WHAT TO WORK ON: Please return every line in the following data that includes the string "Artículo".

[[ SUPPLIED MATERIAL open ]]

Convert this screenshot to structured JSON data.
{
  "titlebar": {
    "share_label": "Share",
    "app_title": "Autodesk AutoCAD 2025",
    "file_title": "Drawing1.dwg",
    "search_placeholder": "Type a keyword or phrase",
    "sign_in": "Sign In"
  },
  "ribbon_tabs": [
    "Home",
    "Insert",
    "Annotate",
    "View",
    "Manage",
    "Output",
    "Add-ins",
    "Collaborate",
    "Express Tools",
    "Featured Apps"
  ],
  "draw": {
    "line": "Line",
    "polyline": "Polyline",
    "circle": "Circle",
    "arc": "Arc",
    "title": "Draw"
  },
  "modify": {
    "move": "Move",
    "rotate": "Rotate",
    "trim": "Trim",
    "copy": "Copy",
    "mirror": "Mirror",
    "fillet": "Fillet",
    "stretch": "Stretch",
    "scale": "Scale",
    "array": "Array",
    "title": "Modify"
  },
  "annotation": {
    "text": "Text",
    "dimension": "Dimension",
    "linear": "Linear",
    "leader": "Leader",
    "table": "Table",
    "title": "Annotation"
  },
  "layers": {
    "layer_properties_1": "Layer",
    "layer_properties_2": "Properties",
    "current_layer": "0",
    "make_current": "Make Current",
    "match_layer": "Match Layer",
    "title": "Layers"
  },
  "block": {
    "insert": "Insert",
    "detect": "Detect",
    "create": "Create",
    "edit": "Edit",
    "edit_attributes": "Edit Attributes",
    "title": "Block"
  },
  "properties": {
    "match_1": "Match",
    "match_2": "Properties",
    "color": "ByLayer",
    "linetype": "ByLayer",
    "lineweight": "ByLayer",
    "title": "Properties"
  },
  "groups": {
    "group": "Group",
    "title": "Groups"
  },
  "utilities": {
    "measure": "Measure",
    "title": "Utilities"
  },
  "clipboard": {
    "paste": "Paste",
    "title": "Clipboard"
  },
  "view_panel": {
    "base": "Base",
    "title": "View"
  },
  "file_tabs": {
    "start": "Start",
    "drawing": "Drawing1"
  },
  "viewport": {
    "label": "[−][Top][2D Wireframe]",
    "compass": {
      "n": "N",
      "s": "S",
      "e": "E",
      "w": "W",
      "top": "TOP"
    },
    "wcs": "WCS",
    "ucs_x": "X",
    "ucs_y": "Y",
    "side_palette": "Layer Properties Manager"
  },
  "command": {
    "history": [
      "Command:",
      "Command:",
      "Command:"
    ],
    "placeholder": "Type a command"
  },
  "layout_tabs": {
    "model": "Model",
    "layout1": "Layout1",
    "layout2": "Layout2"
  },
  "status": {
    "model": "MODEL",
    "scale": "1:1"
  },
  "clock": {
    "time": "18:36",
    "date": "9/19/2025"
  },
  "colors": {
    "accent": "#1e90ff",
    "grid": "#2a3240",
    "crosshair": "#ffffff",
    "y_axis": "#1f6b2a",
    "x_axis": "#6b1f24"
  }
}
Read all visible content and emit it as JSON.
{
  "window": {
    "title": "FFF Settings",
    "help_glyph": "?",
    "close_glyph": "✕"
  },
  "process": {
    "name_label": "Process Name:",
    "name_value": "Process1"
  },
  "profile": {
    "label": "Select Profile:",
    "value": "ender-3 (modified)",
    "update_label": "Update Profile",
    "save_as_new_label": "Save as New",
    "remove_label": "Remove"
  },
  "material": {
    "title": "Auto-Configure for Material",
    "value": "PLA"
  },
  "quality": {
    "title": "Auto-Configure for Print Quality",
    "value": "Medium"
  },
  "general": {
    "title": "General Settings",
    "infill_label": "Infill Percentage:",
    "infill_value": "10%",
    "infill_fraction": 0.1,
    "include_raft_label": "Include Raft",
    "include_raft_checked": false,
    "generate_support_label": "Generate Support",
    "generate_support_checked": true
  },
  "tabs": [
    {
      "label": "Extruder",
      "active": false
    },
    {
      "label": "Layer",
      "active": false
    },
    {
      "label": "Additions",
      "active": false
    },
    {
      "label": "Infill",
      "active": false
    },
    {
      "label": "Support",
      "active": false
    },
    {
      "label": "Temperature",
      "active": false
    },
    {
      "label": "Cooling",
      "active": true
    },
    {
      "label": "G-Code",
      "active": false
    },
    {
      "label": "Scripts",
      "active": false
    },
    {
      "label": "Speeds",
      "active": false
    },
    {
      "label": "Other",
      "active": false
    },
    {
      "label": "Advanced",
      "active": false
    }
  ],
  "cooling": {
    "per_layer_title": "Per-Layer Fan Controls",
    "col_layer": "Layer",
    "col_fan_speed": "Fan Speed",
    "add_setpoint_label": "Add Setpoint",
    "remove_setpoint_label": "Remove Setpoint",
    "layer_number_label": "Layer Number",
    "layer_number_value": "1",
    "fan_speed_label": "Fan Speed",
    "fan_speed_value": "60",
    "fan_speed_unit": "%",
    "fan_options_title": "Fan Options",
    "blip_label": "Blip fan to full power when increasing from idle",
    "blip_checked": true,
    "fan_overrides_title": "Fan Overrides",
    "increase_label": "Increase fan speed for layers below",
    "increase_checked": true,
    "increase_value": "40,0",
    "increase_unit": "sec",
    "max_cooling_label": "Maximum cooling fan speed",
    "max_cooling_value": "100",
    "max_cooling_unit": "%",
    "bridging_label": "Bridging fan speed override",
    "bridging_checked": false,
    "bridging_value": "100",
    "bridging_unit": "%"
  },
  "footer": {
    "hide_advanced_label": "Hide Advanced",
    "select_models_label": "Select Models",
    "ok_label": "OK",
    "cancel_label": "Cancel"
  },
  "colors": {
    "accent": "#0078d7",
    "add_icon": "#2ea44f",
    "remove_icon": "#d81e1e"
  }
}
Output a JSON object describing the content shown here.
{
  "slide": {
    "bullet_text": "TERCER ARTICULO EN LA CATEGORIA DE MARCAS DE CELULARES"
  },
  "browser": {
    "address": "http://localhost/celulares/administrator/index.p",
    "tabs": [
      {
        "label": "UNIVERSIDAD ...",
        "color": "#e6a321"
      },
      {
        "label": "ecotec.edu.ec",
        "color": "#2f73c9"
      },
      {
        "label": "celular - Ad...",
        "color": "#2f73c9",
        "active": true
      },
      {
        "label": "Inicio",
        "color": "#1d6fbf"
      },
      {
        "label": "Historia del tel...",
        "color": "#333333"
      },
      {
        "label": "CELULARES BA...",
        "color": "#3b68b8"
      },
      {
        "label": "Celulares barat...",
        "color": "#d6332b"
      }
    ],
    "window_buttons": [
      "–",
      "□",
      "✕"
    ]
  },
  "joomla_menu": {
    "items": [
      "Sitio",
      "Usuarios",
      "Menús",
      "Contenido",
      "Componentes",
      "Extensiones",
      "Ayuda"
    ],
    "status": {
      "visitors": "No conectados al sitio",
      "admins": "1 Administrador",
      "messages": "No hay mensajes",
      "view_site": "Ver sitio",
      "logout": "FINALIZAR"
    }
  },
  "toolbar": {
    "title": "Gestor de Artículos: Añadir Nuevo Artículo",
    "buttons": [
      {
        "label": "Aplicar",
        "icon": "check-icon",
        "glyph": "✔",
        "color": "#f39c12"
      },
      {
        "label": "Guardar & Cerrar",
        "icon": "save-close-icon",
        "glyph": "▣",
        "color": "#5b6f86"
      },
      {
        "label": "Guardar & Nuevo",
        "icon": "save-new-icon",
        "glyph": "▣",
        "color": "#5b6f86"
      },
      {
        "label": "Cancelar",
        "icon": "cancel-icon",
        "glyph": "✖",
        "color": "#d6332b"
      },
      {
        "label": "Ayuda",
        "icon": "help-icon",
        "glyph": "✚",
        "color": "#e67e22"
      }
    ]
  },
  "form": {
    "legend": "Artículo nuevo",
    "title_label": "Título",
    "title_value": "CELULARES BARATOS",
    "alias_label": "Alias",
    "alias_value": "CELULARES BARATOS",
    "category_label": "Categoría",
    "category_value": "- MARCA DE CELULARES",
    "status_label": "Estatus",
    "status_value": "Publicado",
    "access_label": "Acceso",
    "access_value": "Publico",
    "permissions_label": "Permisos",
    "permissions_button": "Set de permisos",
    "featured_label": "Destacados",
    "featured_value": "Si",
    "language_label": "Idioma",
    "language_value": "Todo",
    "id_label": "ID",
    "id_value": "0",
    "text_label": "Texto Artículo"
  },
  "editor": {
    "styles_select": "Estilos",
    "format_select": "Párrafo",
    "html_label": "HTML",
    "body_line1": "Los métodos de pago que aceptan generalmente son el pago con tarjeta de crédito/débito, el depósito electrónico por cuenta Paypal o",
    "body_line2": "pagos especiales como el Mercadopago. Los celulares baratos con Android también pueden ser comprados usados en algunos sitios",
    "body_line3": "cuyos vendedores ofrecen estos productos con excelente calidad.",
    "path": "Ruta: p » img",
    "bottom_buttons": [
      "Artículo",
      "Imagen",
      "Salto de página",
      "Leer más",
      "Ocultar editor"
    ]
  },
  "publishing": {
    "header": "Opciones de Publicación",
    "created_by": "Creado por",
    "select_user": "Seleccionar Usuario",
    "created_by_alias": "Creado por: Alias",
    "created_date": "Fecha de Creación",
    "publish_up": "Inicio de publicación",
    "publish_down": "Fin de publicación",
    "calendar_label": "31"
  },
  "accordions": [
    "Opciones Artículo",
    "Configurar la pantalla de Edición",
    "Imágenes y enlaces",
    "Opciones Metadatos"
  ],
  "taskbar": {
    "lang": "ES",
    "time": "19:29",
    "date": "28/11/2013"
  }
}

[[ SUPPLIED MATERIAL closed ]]

RESULT OF THE EXERCISE:
    "title": "Gestor de Artículos: Añadir Nuevo Artículo",
    "legend": "Artículo nuevo",
    "text_label": "Texto Artículo"
      "Artículo",
    "Opciones Artículo",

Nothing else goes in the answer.